truth about the
American political economic system – that growing inequality of income
wealth has led inexorably to the increasing political power of those at
including big corporations and Wall Street banks. And that political
stacked the deck in their favor, leading to still wider inequality.
Nothing important can be accomplished –
reversing climate change, creating true equal opportunity,
overcoming racism, rebuilding the middle class, having a sane and
foreign policy – until we reclaim our democracy from the moneyed
interests. The longer Bernie Sanders is on stage to deliver this
Again I agree, and also like to point out
- again see item 5 - that (i) Bernie Sanders is quite unique in
American politics, and (ii) his "message to the American people" has

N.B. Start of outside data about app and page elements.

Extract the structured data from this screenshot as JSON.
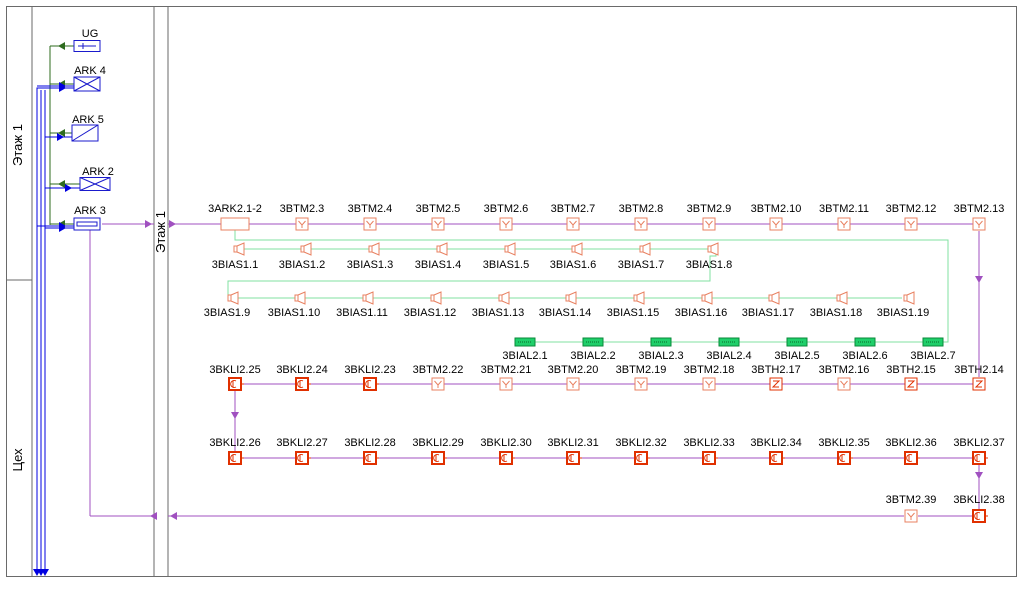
{
  "colors": {
    "frame": "#6a6a6a",
    "bus": "#0000e0",
    "green_line": "#2e6b1e",
    "purple_line": "#a050c0",
    "device_pink": "#e88060",
    "device_red": "#e03000",
    "module_green": "#1fcf6a",
    "panel_blue": "#1a1acc",
    "link_green": "#80e0a0"
  },
  "zones": {
    "floor1_left": "Этаж 1",
    "workshop": "Цех",
    "floor1_inner": "Этаж 1"
  },
  "panels": [
    "UG",
    "ARK 4",
    "ARK 5",
    "ARK 2",
    "ARK 3"
  ],
  "row_btm": [
    "3ARK2.1-2",
    "3BTM2.3",
    "3BTM2.4",
    "3BTM2.5",
    "3BTM2.6",
    "3BTM2.7",
    "3BTM2.8",
    "3BTM2.9",
    "3BTM2.10",
    "3BTM2.11",
    "3BTM2.12",
    "3BTM2.13"
  ],
  "row_ias1": [
    "3BIAS1.1",
    "3BIAS1.2",
    "3BIAS1.3",
    "3BIAS1.4",
    "3BIAS1.5",
    "3BIAS1.6",
    "3BIAS1.7",
    "3BIAS1.8"
  ],
  "row_ias2": [
    "3BIAS1.9",
    "3BIAS1.10",
    "3BIAS1.11",
    "3BIAS1.12",
    "3BIAS1.13",
    "3BIAS1.14",
    "3BIAS1.15",
    "3BIAS1.16",
    "3BIAS1.17",
    "3BIAS1.18",
    "3BIAS1.19"
  ],
  "row_ial": [
    "3BIAL2.1",
    "3BIAL2.2",
    "3BIAL2.3",
    "3BIAL2.4",
    "3BIAL2.5",
    "3BIAL2.6",
    "3BIAL2.7"
  ],
  "row_mid": [
    {
      "label": "3BKLI2.25",
      "kind": "kli"
    },
    {
      "label": "3BKLI2.24",
      "kind": "kli"
    },
    {
      "label": "3BKLI2.23",
      "kind": "kli"
    },
    {
      "label": "3BTM2.22",
      "kind": "btm"
    },
    {
      "label": "3BTM2.21",
      "kind": "btm"
    },
    {
      "label": "3BTM2.20",
      "kind": "btm"
    },
    {
      "label": "3BTM2.19",
      "kind": "btm"
    },
    {
      "label": "3BTM2.18",
      "kind": "btm"
    },
    {
      "label": "3BTH2.17",
      "kind": "bth"
    },
    {
      "label": "3BTM2.16",
      "kind": "btm"
    },
    {
      "label": "3BTH2.15",
      "kind": "bth"
    },
    {
      "label": "3BTH2.14",
      "kind": "bth"
    }
  ],
  "row_kli": [
    "3BKLI2.26",
    "3BKLI2.27",
    "3BKLI2.28",
    "3BKLI2.29",
    "3BKLI2.30",
    "3BKLI2.31",
    "3BKLI2.32",
    "3BKLI2.33",
    "3BKLI2.34",
    "3BKLI2.35",
    "3BKLI2.36",
    "3BKLI2.37"
  ],
  "row_end": [
    {
      "label": "3BTM2.39",
      "kind": "btm"
    },
    {
      "label": "3BKLI2.38",
      "kind": "kli"
    }
  ]
}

been the same ever since 1971. And in case you don't think so: That is
a strength and not a weakness. The reason is that the
above "basic truth" remained the same: The American people are being shafted by the few rich.
My final quote is this:
Which brings me to those of you who say
there’s no real difference between Hillary Clinton and
That’s just plain wrong. Trump has revealed
himself to be a narcissistic,
xenophobic, hatemonger who, if elected, would legitimize bigotry,
Supreme Court justices with terrible values, and have direct access to
the button that could set off a nuclear war.
Quite so. And besides, for those
who hate Clinton but are Democrats, liberals or progressives: Somebody
was quoted (in a Bill Maher program) to the effect that
he hates Clinton, and he disagrees with all her
parameters - "but her parameters are normal", and that's why he will
vote for Clinton if she wins the presidential candidacy.
She is bad but she is sane, unlike the "narcissistic,
xenophobic, hatemonger" Trump.
The Movie' Celebrates the Life of Bernie Sanders and His Revolutionary
The fifth item is by Alexandra Rosenmann on AlterNet:
This starts as follows:
Bernie Sanders may have been
dubbed an outsider candidate in the 2016 presidential election, but the
Democratic candidate's progressive agenda has been shaping American
politics for nearly four decades. In his presidential campaign, the
74-year-old senator from Vermont has reached millions of Americans with
the same populist message of wealth inequality, which the filmmakers
behind the new documentary Bern: The Movie hope will prevail,
with or without Sanders winning the party's nomination.
I mostly agree, although I don't like
"populist" before "message", though this may be due to my (European)
understanding of "populist".
And here is something about Bernie Sanders' quite unique consistency:
Yes, indeed. This is a recommended article,
also because the article contains several videos. And the movie will be
released today, on the internet, for free.
Like many Bernie Sanders supporters,
Matthew has great respect for Sanders' consistency.
"If you just listen to the audio from
the sneak peek, without looking at the footage, you would be
hard-pressed to be able to tell when he said it. Was it yesterday or 30
years ago? That is extremely rare in a political candidate. And on top
of that, the struggles he faces while growing up mirror so many people
today here in the United States. He has a fascinating history that I
think many people can relate to," Matthew said.
I didn't see it yet, but will.